When Isaiah had his vision of the Lord in his throne room, there were angels flying around, praising him. When John has his visions in Revelation, there are myriads of angels around the throne, praising the Lamb (Rev. 5:11,12). After Jesus was tempted in the wilderness, angels were there to minister to him (Mark 1:12). When the mob came to arrest Jesus in the Garden of Gethsemane, he told them he could easily summon twelve legions of angels to help him (Matthew 26:53). In fact, there was one there in the garden to strengthen him through his agonizing prayers (Luke 22:43). So it makes perfect sense for angels to show up when Mary gives birth to her firstborn in Bethlehem and laid him in a manger. Of course they were there. The angels are part of Jesus’ entourage or security detail. They might not always be in sight. But that night they were, and their praise was in high gear!

I wonder what these angels thought of this event. Suddenly, they’re assigned to an infant. Their praises are not heard in a sold-out concert hall, but by a few shepherds out in the Bethlehem hills. Even in this humble setting, he is still the Lord and worthy of their praise.

The angels next big assignment would be at the tomb where the stone has been rolled away and a few friends of Jesus discover that he has been raised from the dead. That’s right, they pretty much only show up for Christmas and Easter! But they always come with big news: the Savior has come and the Savior is back!

Every once in a while, people catch a glimpse of an angel or hear their voice. Their stories are always powerful. They are ministering spirits sent out to serve for the sake of those who are to inherit salvation (Hebrews 1:14). The angels are never that far away. But that reminds us that our Lord is never far away, either!

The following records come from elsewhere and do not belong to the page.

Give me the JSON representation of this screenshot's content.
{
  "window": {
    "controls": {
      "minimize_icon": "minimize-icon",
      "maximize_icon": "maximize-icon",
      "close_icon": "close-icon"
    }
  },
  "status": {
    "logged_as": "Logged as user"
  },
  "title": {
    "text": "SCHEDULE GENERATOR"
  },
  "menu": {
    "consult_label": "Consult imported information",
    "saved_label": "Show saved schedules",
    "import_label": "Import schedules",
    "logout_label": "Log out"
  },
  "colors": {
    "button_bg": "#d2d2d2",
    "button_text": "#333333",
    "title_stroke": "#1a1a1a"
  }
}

We hear the Christmas angels,
The great glad tidings tell.
O come to us, abide with us,
Our Lord Emmanuel.

Thank you, Lord, for the angels, who lead us in praising you for your birth, your resurrection and your return. Amen.

Posted in Advent devotions

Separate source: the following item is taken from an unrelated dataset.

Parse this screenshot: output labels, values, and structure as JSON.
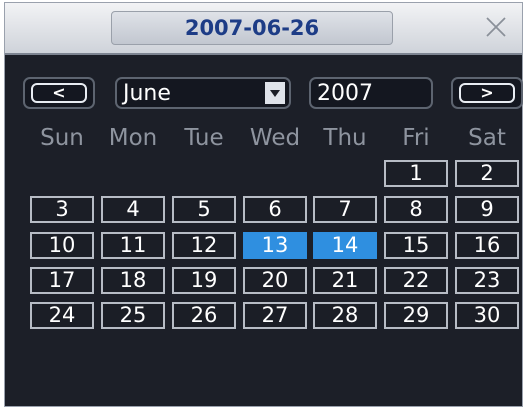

The Cast of Advent: December 23 – a multitude of the heavenly host

And suddenly there was with the angel a multitude of the heavenly host praising God and saying, “Glory to God in the highest and on earth peace among those with whom he is pleased!” (Luke 2:13-14)

What a sight and what a sound that must have been! Though many think of the heavenly host as a musical ensemble, they are actually the angel armies of God. This is the same group who was there at creation, who Jacob saw ascending to and descending from heaven, who surrounded the enemy armies at Samaria. They are the same forces Jesus could have summoned to fight for him in Gethsemane.

Here, after the shepherds have heard the angelic announcement of the birth of the Savior, they do what angels do. They praise God. They proclaim peace. They announce that God is not angry but pleased with his people because of Christ who has reconciled us with him.

One angel would be enough to make my day. A multitude? That would be overwhelming! I guess I’ll be overwhelmed one day when I see them in heaven, too many to be counted.

I think it’s interesting that wherever our Lord shows up, he’s got an entourage of angels with him. Sometimes you see them. Sometimes you don’t.

I’ll never get to be an angel. But I can praise him, too.

Thank you, Lord, for all those who praised you then and praise you now. Amen.